At a time of population growth and increasing concern about climate change, countries such as the UAE should look at ways to limit demand for water, a leading expert has said.
While discussions concerning water often centre on how to maintain or increase supply, Prof David Hannah, a Unesco chairman in water science at the University of Birmingham in the UK, said that was just part of the equation.
Speaking to The National ahead of taking part in a World Majlis to be held at Expo 2020 Dubai on World Water Day on Tuesday, March 22, he said progress could be made by reducing water demand from agriculture and changes to individual behaviour.
“We really need to consider the demand side,” he said. “That’s particularly important given the population has grown.”
He noted daily water use in the UAE averages 550 litres per person, “one of the highest” figures globally.
In the region as a whole, Prof Hannah noted agriculture consumed large quantities of water, accounting for as much as 70 per cent of demand, compared to 20 per cent for households and 10 per cent for industry.
“A large proportion is used for agriculture,” he said. “How subsidies are provided for water-intensive crops has to be thought through.”
In terms of their own impact, people should consider not just their personal use, but also how their food and other goods, such as clothing, impacts on demand for water as part of an individual’s “global water footprint”, Prof Hannah said.
Demand for water goes up as population surges
Globally, freshwater use has grown several-fold over the past century as the world’s population has increased.
According to OurWorldinData, using figures from the Global International Geosphere-Biosphere Programme (IGBP), total global freshwater withdrawal – water taken from ground or surface resources – was 671.31 million cubic metres in 1901.

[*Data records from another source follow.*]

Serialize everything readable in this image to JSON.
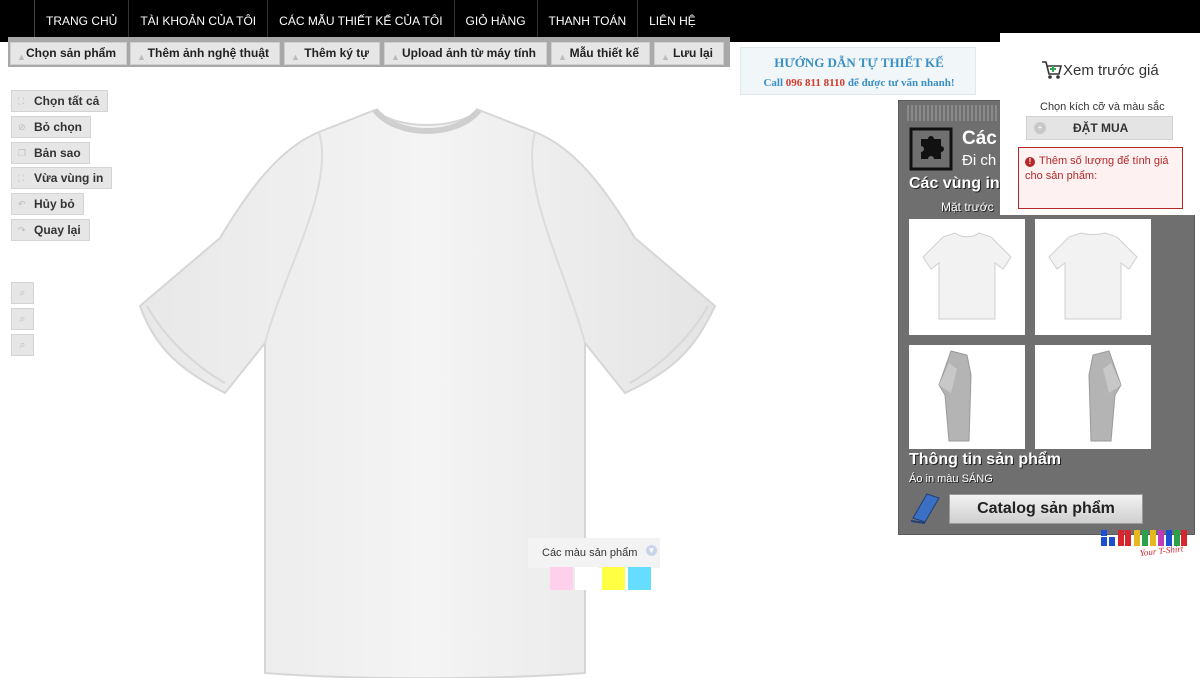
{
  "nav": {
    "items": [
      "TRANG CHỦ",
      "TÀI KHOẢN CỦA TÔI",
      "CÁC MẪU THIẾT KẾ CỦA TÔI",
      "GIỎ HÀNG",
      "THANH TOÁN",
      "LIÊN HỆ"
    ]
  },
  "toolbar": {
    "choose_product": "Chọn sản phẩm",
    "add_art": "Thêm ảnh nghệ thuật",
    "add_text": "Thêm ký tự",
    "upload": "Upload ảnh từ máy tính",
    "design_templates": "Mẫu thiết kế",
    "save": "Lưu lại"
  },
  "guide": {
    "title": "HƯỚNG DẪN TỰ THIẾT KẾ",
    "call_prefix": "Call",
    "phone": "096 811 8110",
    "call_suffix": "để được tư vấn nhanh!"
  },
  "left_tools": {
    "select_all": "Chọn tất cả",
    "deselect": "Bỏ chọn",
    "copy": "Bản sao",
    "fit_print": "Vừa vùng in",
    "cancel": "Hủy bỏ",
    "back": "Quay lại"
  },
  "colors": {
    "label": "Các màu sản phẩm",
    "swatches": [
      "#ffd0ec",
      "#ffffff",
      "#ffff44",
      "#66ddff"
    ]
  },
  "panel": {
    "header_big": "Các",
    "header_sub": "Đi ch",
    "print_areas": "Các vùng in",
    "front": "Mặt trước",
    "product_info": "Thông tin sản phẩm",
    "product_type": "Áo in màu SÁNG",
    "catalog_button": "Catalog sản phẩm"
  },
  "price": {
    "title": "Xem trước giá",
    "choose": "Chọn kích cỡ và màu sắc",
    "order_button": "ĐẶT MUA",
    "alert": "Thêm số lượng để tính giá cho sản phẩm:"
  },
  "brand": {
    "logo_text": "Your T-Shirt"
  }
}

In 2014, the last year for which the IGBP compiled figures, the total was 3.99 trillion cubic metres.
While water use in the UAE is several times that in many other nations, efforts have been made to limit consumption for a number of years.
For example, in 2010 the Environment Agency Abu Dhabi launched a “Watersavers” campaign to install water-saving devices in the emirate’s domestic, government, educational, religious and industrial buildings.

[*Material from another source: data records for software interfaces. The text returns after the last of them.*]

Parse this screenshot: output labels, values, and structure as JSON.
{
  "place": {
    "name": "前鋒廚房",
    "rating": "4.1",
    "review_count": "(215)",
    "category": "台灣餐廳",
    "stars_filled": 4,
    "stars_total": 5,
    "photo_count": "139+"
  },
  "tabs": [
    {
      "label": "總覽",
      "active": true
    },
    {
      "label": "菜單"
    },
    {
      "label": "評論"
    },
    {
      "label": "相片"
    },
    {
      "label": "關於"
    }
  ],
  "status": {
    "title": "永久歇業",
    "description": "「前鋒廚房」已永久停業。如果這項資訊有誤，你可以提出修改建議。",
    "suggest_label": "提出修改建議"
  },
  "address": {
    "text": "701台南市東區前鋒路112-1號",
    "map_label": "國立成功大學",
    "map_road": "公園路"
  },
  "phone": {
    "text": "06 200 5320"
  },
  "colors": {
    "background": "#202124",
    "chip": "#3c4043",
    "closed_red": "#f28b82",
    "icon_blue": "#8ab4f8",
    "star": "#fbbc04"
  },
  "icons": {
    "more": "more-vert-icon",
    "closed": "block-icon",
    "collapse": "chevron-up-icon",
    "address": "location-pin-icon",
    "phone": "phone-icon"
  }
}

The UAE has also become an important centre for hydroponic agriculture, in which plants are grown in nutrient solutions instead of soil and water use is a fraction of that of conventional agriculture.
Amid high demand for water, the effects of climate change add another layer of uncertainty because, Prof Hannah said, it was clear temperatures in the region would increase, but forecasts for precipitation range from a 20 per cent decrease to a 10 per cent increase.
Putting people in the water cycle
At Expo 2020 Dubai, Prof Hannah will be giving a speech at Terra – The Sustainability Pavilion on the Price of Water.
As part of his role holding a Unesco chair in water science, he is keen to improve education about the water cycle, the term for how water moves and is stored in the different atmosphere, land and ocean compartments of the cycle.
He is also keen that the influence of people on the water cycle is recognised.
An international research project Prof Hannah was involved with looked at 450 diagrams of the water cycle in a range of media, including textbooks and scientific articles.
It was found that 85 per cent of diagrams did not depict people in the water cycle, despite the significant role humans have, while just two per cent of diagrams featured climate change and two per cent pollution.
“That made us feel the water cycle is misrepresented, because people do have an effect on the water cycle,” he said.
“There’s a lack of awareness of how people relate to water. That gives us a false sense of security about current and future availability of water.”
The effects people are having on water-related systems are significant but often not widely appreciated, he indicated, because wetlands are disappearing three times as fast as forests but do not get as much attention.
As well as water quantity, he said water quality was a critical issue, with an estimated 1.8 million people dying each year because of polluted water.